  • Runaways: Chase's parents, Victor and Janet Stein, are a pair of these.
  • Transformers: All Hail Megatron makes Brainstorm into one. He seemingly has no qualms about putting suggestion ideas inside Kup's mind at Prowl's request to exert more control over the army. In Transformers: Last Stand of the Wreckers Brainstorm works at the Kimia Facility, an R & D lab full of mad scientists. And Brainstorm in particular is considered especially insane even by their standards. He makes a hobby of creating weapons so horrible, they're classified as unmentionable by the Ethics Committee. In Transformers: More than Meets the Eye he builds all sorts of weapons and a holding cell for the crew and to hold Overlord, including a gun designed to shrink people, a bomb designed to break the fourth wall, and a overpowered laser gun labelled My First Blaster (complete with flashing lights and sounds). Tellingly, when someone asks him about one of his inventions snuffing out a sun, he dismisses it as "filthy, stinking lies"... because they got a small detail wrong. The sun in question did get snuffed out.
    • Also from Wreckers is Ironfist, whose weapons have been responsible for the death of millions of cons, but he himself is quite naive and doesn't know of their effects as well as the war's toll outside of statistics. He builds a gun which targets the brain, and that was banned by the ethics committee.
    • Skyfall is a less comedic and naive example; he isn't as smart or successful as the others, but he's quite mad, and sold Ironfist's most deadly invention to the Decepticons, and rigged one of those brain bullets to lodge inside Ironfist's skull and kill him.
    • Jhiaxus. If his attempt to introduce gender to Cybertron by force doesn't count, or his experimenting on six beings to make an insane combining mecha, then what does? Perhaps finding a planet and influencing the local civilisation to begin turning themselves into cyborgs, then into fully mechanical beings capable of altering their bodies into vehicles. And all of this? He just does it because he can. It backfires when one of his "test subjects" dedicates her life to hunting him down and repaying him for what he did.

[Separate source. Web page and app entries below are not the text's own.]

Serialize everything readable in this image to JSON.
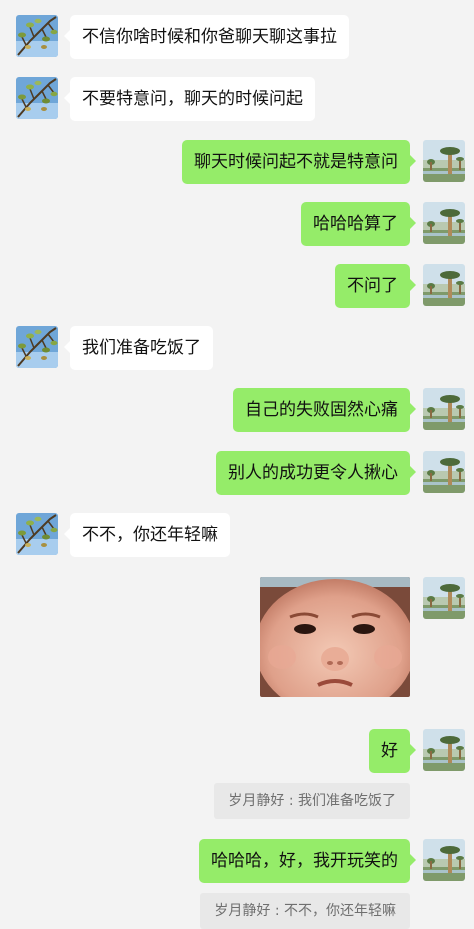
{
  "messages": [
    {
      "side": "left",
      "text": "不信你啥时候和你爸聊天聊这事拉"
    },
    {
      "side": "left",
      "text": "不要特意问，聊天的时候问起"
    },
    {
      "side": "right",
      "text": "聊天时候问起不就是特意问"
    },
    {
      "side": "right",
      "text": "哈哈哈算了"
    },
    {
      "side": "right",
      "text": "不问了"
    },
    {
      "side": "left",
      "text": "我们准备吃饭了"
    },
    {
      "side": "right",
      "text": "自己的失败固然心痛"
    },
    {
      "side": "right",
      "text": "别人的成功更令人揪心"
    },
    {
      "side": "left",
      "text": "不不，你还年轻嘛"
    },
    {
      "side": "right",
      "type": "sticker",
      "sticker": "crying-baby-face"
    },
    {
      "side": "right",
      "text": "好",
      "quote": "岁月静好 : 我们准备吃饭了"
    },
    {
      "side": "right",
      "text": "哈哈哈，好，我开玩笑的",
      "quote": "岁月静好 : 不不，你还年轻嘛"
    }
  ],
  "avatars": {
    "contact": "tree-branch-avatar",
    "self": "baobab-tree-avatar"
  },
  "colors": {
    "background": "#f3f3f3",
    "self_bubble": "#95ec69",
    "other_bubble": "#ffffff",
    "quote_bg": "#e8e8e8",
    "quote_text": "#6f6f6f"
  }
}
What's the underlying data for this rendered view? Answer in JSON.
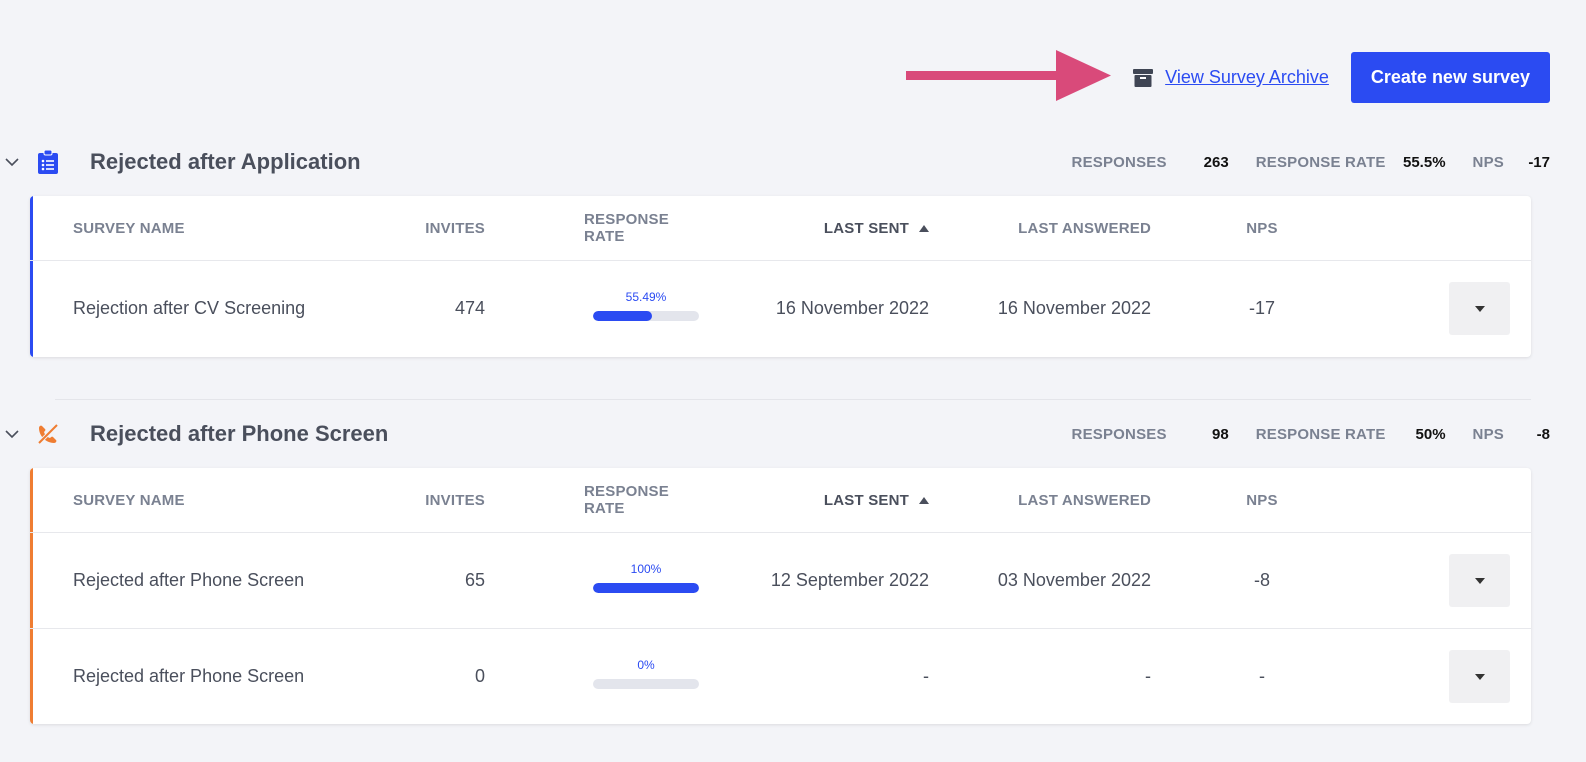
{
  "toolbar": {
    "archive_label": "View Survey Archive",
    "create_label": "Create new survey"
  },
  "columns": {
    "name": "SURVEY NAME",
    "invites": "INVITES",
    "rate": "RESPONSE RATE",
    "last_sent": "LAST SENT",
    "last_answered": "LAST ANSWERED",
    "nps": "NPS"
  },
  "sections": [
    {
      "title": "Rejected after Application",
      "icon": "clipboard-list-icon",
      "accent": "#2b4bf2",
      "stats": {
        "responses_label": "RESPONSES",
        "responses": "263",
        "rate_label": "RESPONSE RATE",
        "rate": "55.5%",
        "nps_label": "NPS",
        "nps": "-17"
      },
      "rows": [
        {
          "name": "Rejection after CV Screening",
          "invites": "474",
          "rate_text": "55.49%",
          "rate_value": 55.49,
          "last_sent": "16 November 2022",
          "last_answered": "16 November 2022",
          "nps": "-17"
        }
      ]
    },
    {
      "title": "Rejected after Phone Screen",
      "icon": "phone-off-icon",
      "accent": "#ef7d32",
      "stats": {
        "responses_label": "RESPONSES",
        "responses": "98",
        "rate_label": "RESPONSE RATE",
        "rate": "50%",
        "nps_label": "NPS",
        "nps": "-8"
      },
      "rows": [
        {
          "name": "Rejected after Phone Screen",
          "invites": "65",
          "rate_text": "100%",
          "rate_value": 100,
          "last_sent": "12 September 2022",
          "last_answered": "03 November 2022",
          "nps": "-8"
        },
        {
          "name": "Rejected after Phone Screen",
          "invites": "0",
          "rate_text": "0%",
          "rate_value": 0,
          "last_sent": "-",
          "last_answered": "-",
          "nps": "-"
        }
      ]
    }
  ],
  "colors": {
    "primary": "#2b4bf2",
    "annotation_arrow": "#d94a7a"
  }
}
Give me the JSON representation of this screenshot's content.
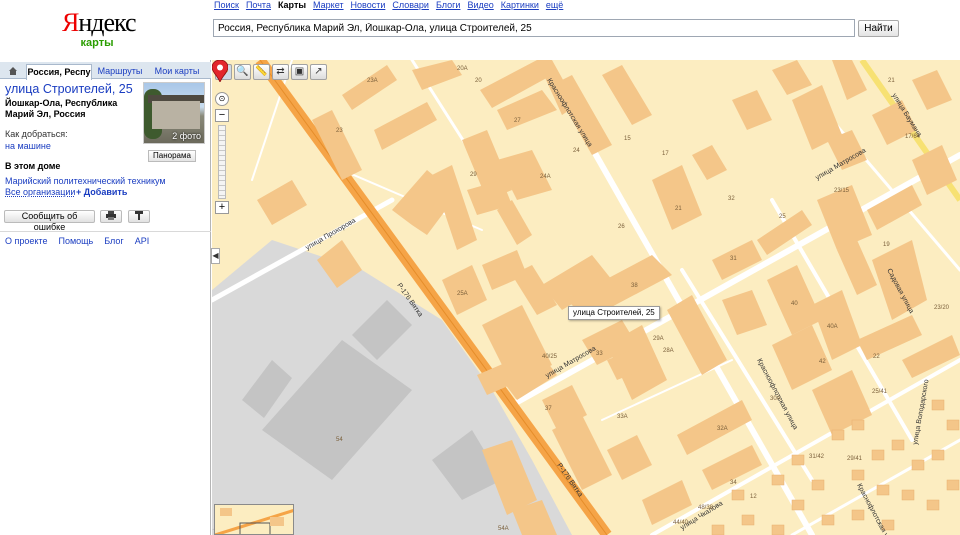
{
  "logo": {
    "brand_first": "Я",
    "brand_rest": "ндекс",
    "sub": "карты"
  },
  "services": [
    {
      "label": "Поиск",
      "active": false
    },
    {
      "label": "Почта",
      "active": false
    },
    {
      "label": "Карты",
      "active": true
    },
    {
      "label": "Маркет",
      "active": false
    },
    {
      "label": "Новости",
      "active": false
    },
    {
      "label": "Словари",
      "active": false
    },
    {
      "label": "Блоги",
      "active": false
    },
    {
      "label": "Видео",
      "active": false
    },
    {
      "label": "Картинки",
      "active": false
    },
    {
      "label": "ещё",
      "active": false
    }
  ],
  "search": {
    "value": "Россия, Республика Марий Эл, Йошкар-Ола, улица Строителей, 25",
    "button": "Найти"
  },
  "tabs": {
    "home_icon": "home-icon",
    "place": "Россия, Респу",
    "routes": "Маршруты",
    "mymaps": "Мои карты"
  },
  "place": {
    "title": "улица Строителей, 25",
    "address": "Йошкар-Ола, Республика Марий Эл, Россия",
    "how_to_get": "Как добраться:",
    "by_car": "на машине",
    "photo_count": "2 фото",
    "panorama": "Панорама",
    "in_house": "В этом доме",
    "org": "Марийский политехнический техникум",
    "all_orgs": "Все организации",
    "add": "+ Добавить",
    "report": "Сообщить об ошибке"
  },
  "footer": [
    "О проекте",
    "Помощь",
    "Блог",
    "API"
  ],
  "map": {
    "marker_label": "улица Строителей, 25",
    "streets": {
      "vyatka1": "Р-176 Вятка",
      "vyatka2": "Р-176 Вятка",
      "prokhorova": "улица Прохорова",
      "krasnoflot1": "Красноофлотская улица",
      "krasnoflot2": "Красноофлотская улица",
      "krasnoflot3": "Краснофлотская улица",
      "matrosova1": "улица Матросова",
      "matrosova2": "улица Матросова",
      "baumana": "улица Баумана",
      "sadovaya": "Садовая улица",
      "volodarskogo": "улица Володарского",
      "chkalova": "улица Чкалова"
    },
    "house_numbers": [
      "23А",
      "20А",
      "20",
      "23",
      "27",
      "15",
      "24",
      "24А",
      "17",
      "21",
      "26",
      "25",
      "29",
      "32",
      "31",
      "25А",
      "38",
      "30",
      "29А",
      "28А",
      "40",
      "33",
      "40/25",
      "37",
      "33А",
      "32А",
      "34",
      "30А",
      "42",
      "40А",
      "22",
      "54",
      "54А",
      "21",
      "23/15",
      "19",
      "17/64",
      "23/20",
      "12",
      "25/41",
      "29/41",
      "31/42",
      "44/40",
      "48/38"
    ],
    "colors": {
      "background": "#fcedc1",
      "building": "#f4c689",
      "highway": "#f5a447",
      "industrial": "#d9d9d9",
      "road": "#ffffff"
    }
  }
}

  • Everett Ducklair, the creator of One and many of the gadgets Paperinik uses, is a unwilling case: because of his Science-Related Memetic Disorder, he simply can't create something without turning it in a weapon. He eventually retreats to a monastery to meditate and search for the better part of himself.
    • In the reboot "Pikappa" we have Vendor who is much less concerned about creating dangerous inventions.
  • The Weapon X project in its entirety is built on the backs of mad scientists, experimenting on mutants to create powerful and deadly weapons.
    • Its civilian offshoot, the Facility, carries on the practice. Dr. Sarah Kinney's proposal to clone Wolverine, when mainstream science had only just begun having success with sheep and cats, is initially considered outright absurd by Zander Rice (though it owed as much to Rice's hatred of Wolverine for killing his father). Kinney outright equates cloning a mutant with godhood.
  • Escariano Avieso from Superlópez.
  • Profesor Bacterio from Mortadelo y Filemón. Both T.I.A. agents have very good reasons to run away really fast when ordered to test one of his inventions.
  • Earth 44's Doc Tornado (a combination of the Metal Men's Doc Magnus and Red Tornado) is another heroic Mad Scientist.